The problem: Report, as a bare number, how many lines in the data contain "post".

Working data:
════════════════
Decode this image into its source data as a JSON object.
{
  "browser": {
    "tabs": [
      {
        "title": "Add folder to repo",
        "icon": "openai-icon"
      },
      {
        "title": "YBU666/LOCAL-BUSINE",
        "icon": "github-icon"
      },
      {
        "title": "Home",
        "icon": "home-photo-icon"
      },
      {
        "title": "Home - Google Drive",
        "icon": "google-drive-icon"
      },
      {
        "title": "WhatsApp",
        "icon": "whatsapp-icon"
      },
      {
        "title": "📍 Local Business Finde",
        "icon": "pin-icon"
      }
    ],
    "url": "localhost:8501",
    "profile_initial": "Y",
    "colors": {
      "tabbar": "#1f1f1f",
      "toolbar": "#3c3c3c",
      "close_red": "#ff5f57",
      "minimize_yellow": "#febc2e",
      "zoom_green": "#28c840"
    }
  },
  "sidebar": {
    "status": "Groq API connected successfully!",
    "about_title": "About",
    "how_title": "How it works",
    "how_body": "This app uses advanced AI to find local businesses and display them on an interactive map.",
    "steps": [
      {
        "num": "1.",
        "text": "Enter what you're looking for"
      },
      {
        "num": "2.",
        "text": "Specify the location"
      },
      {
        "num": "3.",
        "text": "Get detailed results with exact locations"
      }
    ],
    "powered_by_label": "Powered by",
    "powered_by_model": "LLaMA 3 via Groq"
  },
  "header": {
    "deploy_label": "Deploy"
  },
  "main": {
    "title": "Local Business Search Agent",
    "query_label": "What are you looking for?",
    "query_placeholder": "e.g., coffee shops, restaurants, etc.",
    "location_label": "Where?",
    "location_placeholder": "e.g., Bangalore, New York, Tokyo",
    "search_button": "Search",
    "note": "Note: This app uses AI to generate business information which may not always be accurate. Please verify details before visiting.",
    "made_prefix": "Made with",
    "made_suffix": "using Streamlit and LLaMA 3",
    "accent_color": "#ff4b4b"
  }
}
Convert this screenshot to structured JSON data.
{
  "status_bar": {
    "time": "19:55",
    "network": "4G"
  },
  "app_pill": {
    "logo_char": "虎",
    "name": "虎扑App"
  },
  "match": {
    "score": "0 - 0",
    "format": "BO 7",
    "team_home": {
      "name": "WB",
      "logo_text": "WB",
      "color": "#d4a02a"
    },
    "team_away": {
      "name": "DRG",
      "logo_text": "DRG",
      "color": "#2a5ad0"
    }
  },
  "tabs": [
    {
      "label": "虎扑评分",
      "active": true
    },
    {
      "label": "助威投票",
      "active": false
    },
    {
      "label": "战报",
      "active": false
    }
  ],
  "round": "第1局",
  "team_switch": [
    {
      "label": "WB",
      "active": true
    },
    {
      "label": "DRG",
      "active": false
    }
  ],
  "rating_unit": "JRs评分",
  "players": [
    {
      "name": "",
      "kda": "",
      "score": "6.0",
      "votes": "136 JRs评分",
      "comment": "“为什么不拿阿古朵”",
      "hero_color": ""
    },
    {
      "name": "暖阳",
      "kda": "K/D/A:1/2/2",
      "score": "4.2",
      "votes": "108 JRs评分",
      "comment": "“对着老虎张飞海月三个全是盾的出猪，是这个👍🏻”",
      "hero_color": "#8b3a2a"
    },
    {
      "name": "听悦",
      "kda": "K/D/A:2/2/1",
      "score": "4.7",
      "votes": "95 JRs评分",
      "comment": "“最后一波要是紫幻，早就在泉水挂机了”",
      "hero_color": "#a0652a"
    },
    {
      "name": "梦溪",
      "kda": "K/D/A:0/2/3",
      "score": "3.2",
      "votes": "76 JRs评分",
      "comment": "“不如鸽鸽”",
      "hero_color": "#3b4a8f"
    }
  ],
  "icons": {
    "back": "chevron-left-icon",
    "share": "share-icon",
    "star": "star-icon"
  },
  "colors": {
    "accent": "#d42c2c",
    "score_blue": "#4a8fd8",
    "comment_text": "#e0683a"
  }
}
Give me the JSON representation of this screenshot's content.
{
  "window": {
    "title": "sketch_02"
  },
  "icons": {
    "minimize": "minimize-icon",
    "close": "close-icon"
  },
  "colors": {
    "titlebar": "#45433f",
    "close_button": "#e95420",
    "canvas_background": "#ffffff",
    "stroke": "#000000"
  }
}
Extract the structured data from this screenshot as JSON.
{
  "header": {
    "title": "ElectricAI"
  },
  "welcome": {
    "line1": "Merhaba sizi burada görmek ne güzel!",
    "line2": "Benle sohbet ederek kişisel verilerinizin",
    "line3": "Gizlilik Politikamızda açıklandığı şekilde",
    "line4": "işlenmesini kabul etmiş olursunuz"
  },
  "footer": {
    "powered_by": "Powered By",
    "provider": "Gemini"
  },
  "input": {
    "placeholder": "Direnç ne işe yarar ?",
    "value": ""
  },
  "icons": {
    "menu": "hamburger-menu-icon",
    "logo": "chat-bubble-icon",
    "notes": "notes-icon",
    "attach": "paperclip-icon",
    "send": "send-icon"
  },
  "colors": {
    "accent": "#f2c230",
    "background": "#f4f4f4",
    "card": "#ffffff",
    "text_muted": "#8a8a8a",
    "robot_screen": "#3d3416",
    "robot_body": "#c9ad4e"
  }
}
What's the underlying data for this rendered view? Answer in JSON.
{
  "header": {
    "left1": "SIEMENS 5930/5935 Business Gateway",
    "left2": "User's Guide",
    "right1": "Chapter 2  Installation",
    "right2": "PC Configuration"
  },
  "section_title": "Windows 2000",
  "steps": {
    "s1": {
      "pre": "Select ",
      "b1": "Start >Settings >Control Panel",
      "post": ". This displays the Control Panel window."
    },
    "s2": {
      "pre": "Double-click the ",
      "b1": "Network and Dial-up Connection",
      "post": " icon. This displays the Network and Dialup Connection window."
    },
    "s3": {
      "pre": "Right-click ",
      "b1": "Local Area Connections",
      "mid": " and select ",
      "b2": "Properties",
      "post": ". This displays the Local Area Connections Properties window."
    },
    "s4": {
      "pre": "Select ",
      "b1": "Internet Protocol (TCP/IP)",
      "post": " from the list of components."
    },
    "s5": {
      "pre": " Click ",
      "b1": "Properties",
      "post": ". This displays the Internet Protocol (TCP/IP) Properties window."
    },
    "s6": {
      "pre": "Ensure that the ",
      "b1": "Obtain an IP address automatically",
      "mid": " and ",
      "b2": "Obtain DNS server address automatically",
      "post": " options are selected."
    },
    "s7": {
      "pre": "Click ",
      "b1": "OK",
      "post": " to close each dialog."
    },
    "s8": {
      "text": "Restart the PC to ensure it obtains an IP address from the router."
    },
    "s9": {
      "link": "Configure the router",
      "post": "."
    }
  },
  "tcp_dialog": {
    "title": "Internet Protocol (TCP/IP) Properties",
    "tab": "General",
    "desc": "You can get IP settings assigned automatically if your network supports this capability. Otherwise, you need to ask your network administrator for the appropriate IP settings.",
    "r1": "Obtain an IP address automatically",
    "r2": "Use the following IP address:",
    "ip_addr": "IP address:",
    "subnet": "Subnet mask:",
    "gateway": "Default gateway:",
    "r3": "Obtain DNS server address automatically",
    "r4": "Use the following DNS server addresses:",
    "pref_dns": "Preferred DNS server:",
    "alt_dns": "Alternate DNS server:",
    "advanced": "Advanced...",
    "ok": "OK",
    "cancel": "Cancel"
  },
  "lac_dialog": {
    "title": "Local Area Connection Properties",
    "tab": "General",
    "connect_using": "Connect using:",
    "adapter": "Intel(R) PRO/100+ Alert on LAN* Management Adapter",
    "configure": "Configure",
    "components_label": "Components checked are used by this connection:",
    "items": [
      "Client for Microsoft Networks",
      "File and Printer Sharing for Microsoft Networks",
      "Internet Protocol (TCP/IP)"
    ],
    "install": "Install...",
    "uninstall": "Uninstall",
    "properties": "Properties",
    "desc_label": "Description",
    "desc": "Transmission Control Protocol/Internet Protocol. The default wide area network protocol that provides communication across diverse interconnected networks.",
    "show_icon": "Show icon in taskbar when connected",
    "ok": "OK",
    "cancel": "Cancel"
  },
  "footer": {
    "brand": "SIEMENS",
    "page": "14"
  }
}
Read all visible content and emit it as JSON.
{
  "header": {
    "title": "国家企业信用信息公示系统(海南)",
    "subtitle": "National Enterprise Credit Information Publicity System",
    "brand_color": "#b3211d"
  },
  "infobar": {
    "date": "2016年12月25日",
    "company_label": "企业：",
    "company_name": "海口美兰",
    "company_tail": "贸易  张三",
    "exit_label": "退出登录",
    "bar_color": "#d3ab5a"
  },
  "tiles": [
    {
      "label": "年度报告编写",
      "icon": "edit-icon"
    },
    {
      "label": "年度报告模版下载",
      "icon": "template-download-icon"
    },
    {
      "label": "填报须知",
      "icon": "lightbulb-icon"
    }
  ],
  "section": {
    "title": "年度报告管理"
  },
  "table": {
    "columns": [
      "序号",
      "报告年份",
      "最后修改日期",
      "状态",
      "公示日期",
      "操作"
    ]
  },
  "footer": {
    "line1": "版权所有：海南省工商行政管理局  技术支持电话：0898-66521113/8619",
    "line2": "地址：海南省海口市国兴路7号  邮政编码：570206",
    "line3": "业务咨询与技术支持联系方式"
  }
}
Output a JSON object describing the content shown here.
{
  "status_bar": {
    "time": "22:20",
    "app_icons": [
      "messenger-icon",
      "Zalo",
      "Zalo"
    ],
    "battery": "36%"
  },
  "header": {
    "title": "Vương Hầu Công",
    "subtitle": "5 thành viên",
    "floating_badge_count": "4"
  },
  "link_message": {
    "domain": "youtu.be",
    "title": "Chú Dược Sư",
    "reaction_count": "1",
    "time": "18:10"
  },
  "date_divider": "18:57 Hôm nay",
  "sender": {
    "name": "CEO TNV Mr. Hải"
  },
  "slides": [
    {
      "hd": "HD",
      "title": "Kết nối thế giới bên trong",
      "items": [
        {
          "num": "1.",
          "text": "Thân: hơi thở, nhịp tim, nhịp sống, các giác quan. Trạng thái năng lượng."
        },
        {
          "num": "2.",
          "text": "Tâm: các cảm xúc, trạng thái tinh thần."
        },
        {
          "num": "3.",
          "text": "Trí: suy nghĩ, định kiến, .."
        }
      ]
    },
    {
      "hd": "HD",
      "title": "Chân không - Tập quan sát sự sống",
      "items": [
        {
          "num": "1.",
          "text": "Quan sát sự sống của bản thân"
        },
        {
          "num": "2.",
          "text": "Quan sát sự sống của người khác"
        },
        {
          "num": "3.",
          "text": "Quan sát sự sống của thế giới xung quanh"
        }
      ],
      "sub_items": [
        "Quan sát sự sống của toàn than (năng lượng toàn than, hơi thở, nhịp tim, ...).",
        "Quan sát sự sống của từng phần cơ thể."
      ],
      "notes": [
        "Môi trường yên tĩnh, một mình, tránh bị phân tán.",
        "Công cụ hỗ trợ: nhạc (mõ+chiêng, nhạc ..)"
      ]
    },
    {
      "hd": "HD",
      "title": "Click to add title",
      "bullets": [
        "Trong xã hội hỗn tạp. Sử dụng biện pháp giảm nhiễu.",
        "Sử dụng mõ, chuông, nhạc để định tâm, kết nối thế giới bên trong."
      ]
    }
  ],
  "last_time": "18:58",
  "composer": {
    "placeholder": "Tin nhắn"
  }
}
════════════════
Written response: 8